▽

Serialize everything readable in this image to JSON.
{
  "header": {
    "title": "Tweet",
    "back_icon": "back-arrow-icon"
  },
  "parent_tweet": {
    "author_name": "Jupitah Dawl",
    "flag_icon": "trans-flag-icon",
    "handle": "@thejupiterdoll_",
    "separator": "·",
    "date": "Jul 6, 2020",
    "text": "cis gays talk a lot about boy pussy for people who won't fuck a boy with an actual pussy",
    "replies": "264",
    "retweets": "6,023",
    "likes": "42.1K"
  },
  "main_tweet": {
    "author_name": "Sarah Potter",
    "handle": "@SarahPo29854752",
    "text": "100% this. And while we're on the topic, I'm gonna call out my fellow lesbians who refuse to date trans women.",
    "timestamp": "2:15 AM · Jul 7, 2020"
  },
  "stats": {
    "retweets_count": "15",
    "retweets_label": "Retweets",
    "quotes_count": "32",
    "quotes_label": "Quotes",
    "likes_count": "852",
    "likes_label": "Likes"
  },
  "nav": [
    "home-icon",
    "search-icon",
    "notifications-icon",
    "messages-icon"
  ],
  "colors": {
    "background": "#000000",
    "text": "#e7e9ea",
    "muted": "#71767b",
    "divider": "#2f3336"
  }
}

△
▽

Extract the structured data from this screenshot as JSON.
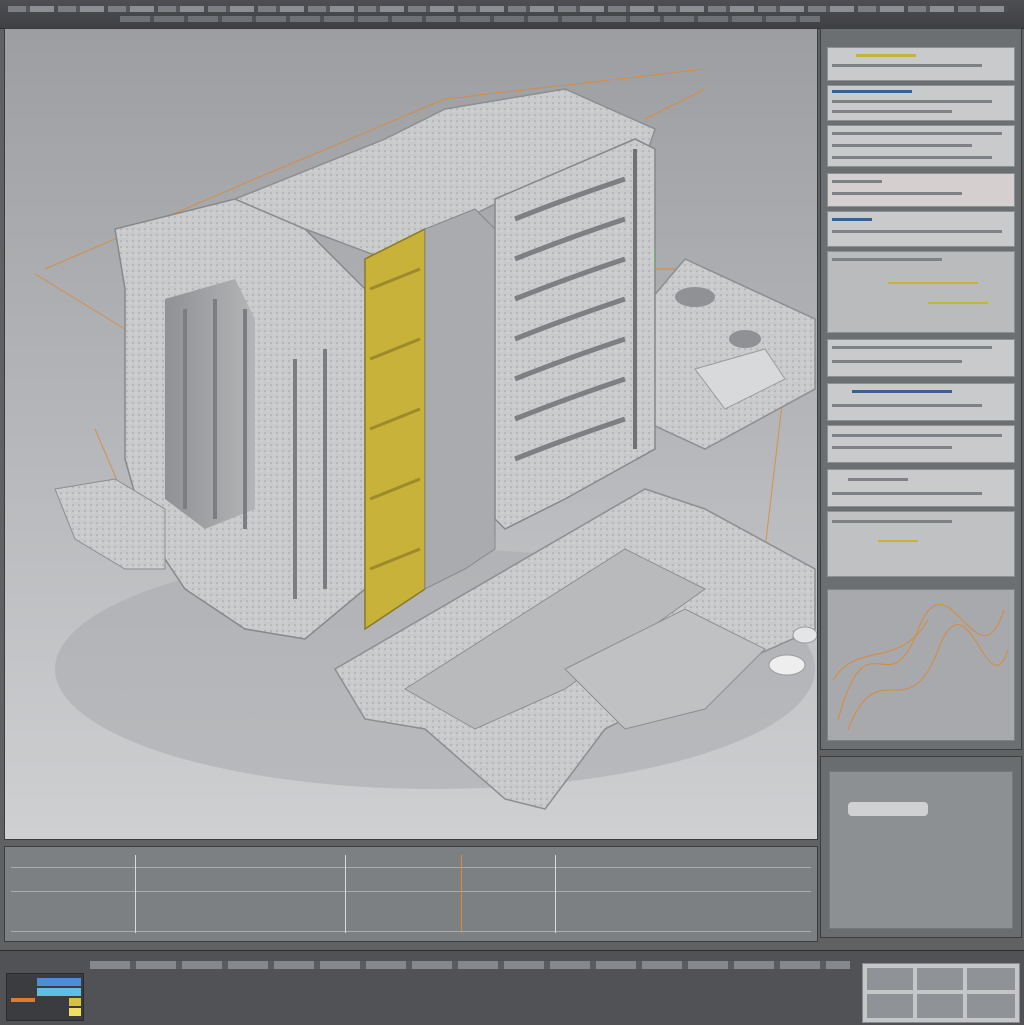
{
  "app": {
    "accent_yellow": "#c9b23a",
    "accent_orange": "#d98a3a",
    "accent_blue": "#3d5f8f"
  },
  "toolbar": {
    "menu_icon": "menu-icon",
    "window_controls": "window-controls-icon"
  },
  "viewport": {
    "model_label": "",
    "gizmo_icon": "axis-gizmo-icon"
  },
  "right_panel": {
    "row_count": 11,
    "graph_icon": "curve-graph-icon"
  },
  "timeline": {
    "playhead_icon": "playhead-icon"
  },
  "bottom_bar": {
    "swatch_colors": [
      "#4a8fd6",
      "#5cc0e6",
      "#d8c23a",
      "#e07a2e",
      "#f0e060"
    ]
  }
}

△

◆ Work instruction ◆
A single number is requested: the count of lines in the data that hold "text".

◆ Final answer ◆
3